Friday, 8 August 2008
One would have thought that P O’Neill could have issued one more statement before exiting the stage. Perhaps the British and Irish governments feared that if the famous pseudonym for the IRA Army Council sent one last fax (or does he use email these days?), it could be construed as an ‘operational capability’ by some in the unionist community? But how does one substantiate that a secret, illegal organisation has ceased to be?
Hence the announcement that the British and Irish governments have asked the International Monitoring Commission to produce a special report clarifying the status and role of the IRA's army council.
One assumes the IMC will report back that, having looked high and low, they can find no trace of any secret, illegal organisation operating under the name ‘IRA Army Council’. After all, if the IMC were to say the Army Council still exists, but only meets for afternoon tea every second Thursday in the month, then some in the unionist community would say that that was enough to delay the devolution of policing and justice indefinitely.
For many unionist politicians it seems that the apparent absence of any paramilitary activity for many years and the decommissioning of its weapons is insufficient. For an organisation whose actions with the bomb and bullet very definitely spoke louder than words, the opposite situation was never going to be enough for many.
Some, such as DUP MP, Jeffrey Donaldson suggest that the disbandment of the Army Council is only one of a number of issues that need to be settled before policing and justice is devolved. The truth is that many, if not most unionist politicians, are still wary about the idea.

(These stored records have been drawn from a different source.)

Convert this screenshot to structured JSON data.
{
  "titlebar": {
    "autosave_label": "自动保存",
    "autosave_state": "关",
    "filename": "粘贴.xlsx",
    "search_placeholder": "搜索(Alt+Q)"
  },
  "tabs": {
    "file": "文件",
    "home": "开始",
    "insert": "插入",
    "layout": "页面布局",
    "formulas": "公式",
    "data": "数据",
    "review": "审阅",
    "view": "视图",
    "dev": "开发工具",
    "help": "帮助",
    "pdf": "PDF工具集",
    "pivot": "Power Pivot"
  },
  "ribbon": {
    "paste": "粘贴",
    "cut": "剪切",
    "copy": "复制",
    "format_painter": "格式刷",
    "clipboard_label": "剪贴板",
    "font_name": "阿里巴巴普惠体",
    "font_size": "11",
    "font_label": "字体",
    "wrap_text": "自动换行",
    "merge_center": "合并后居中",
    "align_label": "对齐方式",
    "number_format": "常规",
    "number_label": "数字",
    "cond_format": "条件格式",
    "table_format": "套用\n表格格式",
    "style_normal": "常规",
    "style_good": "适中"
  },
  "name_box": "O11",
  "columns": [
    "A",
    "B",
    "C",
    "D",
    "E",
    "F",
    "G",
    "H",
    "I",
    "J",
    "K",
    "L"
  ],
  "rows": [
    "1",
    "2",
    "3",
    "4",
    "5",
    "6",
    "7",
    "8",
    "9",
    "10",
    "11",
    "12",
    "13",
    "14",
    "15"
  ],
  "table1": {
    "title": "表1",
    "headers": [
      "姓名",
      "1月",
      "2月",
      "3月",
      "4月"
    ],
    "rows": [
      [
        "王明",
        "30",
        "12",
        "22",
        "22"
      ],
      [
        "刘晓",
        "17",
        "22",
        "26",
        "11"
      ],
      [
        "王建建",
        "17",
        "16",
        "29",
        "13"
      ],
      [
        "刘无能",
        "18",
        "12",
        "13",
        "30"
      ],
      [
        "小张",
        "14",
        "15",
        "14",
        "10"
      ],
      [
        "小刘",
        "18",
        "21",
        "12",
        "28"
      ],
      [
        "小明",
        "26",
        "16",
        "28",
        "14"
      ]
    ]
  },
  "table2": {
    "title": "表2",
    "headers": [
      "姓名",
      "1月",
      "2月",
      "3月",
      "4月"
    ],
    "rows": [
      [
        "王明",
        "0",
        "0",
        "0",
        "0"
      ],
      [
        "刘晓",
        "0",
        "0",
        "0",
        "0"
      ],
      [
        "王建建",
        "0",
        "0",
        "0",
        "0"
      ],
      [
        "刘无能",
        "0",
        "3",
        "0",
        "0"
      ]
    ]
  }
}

Even the agreement between the DUP and Sinn Féin that neither party will nominate anyone for the position of Minister for Justice, has not removed concerns entirely.
Ulster Unionist Leader Sir Reg Empey has pointed out that the Executive’s failure to properly use the powers in current process is hardly a ringing endorsement or a strong argument in favour of devolving more, possibly controversial, powers.